Without a doubt, this nature lover finds fascination with these winged beauties and uses their uninhibited presence to complement her spiritual experience of love, anger, and relationship as in The Day We Saw the Eagles. After witnessing a pair of these soaring wonders “…seeming to touch the sun/,” the poet observes, “Once you’ve seen this, you’ve been blessed/ and there’s nothing left but to fall together/back into the fire, melt the ice,/ consume the angry words,/ begin again that spinning freefall,/ locked together in the fierceness of loving.”
As Ms. Auberle reflects on her personal existence, readers can’t help but glance back on their own as she invites her audience on a guided tour of one particular sensational day in her life. In 2/20/2000, Sharon cites, “On this day I’m possibilities, as well as memories./ I am this poem and poetry yet to be written./ I’m wind and light and sun, shadow, eagle and crow./ Today I’m the hours and minutes of my life,/ tumbling through space, like ravens/ riding the updrafts, then freefalling/ down dark, dark canyons.”

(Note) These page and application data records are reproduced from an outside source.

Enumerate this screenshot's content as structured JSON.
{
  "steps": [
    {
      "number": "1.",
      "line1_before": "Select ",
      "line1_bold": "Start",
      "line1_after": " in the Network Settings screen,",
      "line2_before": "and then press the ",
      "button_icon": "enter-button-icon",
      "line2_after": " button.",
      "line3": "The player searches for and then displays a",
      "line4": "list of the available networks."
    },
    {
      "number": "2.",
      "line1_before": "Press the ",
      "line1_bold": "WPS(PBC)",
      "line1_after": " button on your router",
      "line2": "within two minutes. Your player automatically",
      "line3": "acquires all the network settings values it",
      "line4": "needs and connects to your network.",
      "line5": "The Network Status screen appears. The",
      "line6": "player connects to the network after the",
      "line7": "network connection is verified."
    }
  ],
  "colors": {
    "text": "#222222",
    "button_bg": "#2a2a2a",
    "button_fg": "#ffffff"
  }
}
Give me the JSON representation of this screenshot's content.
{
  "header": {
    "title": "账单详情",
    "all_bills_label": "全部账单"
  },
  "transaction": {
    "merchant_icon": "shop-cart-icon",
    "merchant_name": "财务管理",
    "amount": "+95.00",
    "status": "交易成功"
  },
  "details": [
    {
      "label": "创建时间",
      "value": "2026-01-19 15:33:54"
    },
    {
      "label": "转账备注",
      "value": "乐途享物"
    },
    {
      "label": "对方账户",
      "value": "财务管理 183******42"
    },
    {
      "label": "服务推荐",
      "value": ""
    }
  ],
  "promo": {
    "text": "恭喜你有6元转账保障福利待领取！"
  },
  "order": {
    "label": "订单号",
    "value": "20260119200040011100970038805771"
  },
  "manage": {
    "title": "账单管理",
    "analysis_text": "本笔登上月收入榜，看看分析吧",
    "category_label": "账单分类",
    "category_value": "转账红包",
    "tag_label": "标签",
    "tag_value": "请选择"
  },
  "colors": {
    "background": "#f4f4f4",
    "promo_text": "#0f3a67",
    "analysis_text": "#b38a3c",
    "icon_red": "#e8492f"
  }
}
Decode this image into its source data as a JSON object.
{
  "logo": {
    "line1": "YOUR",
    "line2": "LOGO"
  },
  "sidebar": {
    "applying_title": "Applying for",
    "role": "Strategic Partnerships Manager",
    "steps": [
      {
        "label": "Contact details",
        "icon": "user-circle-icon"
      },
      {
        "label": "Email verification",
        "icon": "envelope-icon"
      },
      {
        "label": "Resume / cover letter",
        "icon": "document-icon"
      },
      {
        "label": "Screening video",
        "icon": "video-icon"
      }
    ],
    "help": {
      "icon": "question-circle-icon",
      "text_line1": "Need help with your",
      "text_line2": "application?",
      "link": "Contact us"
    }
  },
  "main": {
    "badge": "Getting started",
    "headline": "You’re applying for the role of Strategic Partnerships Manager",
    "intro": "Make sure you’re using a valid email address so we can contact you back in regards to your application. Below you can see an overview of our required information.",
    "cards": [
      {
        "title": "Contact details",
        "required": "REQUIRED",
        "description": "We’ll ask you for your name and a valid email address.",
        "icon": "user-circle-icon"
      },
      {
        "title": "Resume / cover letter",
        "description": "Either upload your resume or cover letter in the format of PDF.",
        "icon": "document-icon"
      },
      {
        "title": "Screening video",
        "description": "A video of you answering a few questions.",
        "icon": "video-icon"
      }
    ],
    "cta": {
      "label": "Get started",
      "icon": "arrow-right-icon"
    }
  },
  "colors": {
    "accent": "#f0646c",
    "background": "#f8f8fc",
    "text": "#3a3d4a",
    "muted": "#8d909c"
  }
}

Ms. Auberle masterfully weaves imagery, passion and respectability as wildlife and humanity bond. In Walking a Snowy Road, Sharon reflects, “I see myself-sixty-something,/ carrying a wing down a road near dark…/ this is a poem I think./ So is the one-winged carcass/ buried somewhere in the snow./ So too the shaggy beast, licking its bloodied paws.”
Poetry can turn strangers into familiar faces as poet and reader share common experiences through the power of words. Sharon Auberle is good at that and sprinkles healthy doses of spirituality and personal suggestion for leading wholesome and self-actualized lives. In Wild Geese, she advises us to consider these birds to “Take a moment – listen hard,/ heed their soul-song,/ embrace its echo in your heart./ Do not simply watch/ the birds disappear/ bearing, for yet another year,/ your unfulfilled passion on their backs.”
Immersed between two covers featuring a black and white crow, the poetry in Crow Ink is sure to stroke the nature lover in every reader offering a cornucopia of bird references that is sure to delight the bird enthusiast and turn those of us with less experience into bird watchers from our very own home.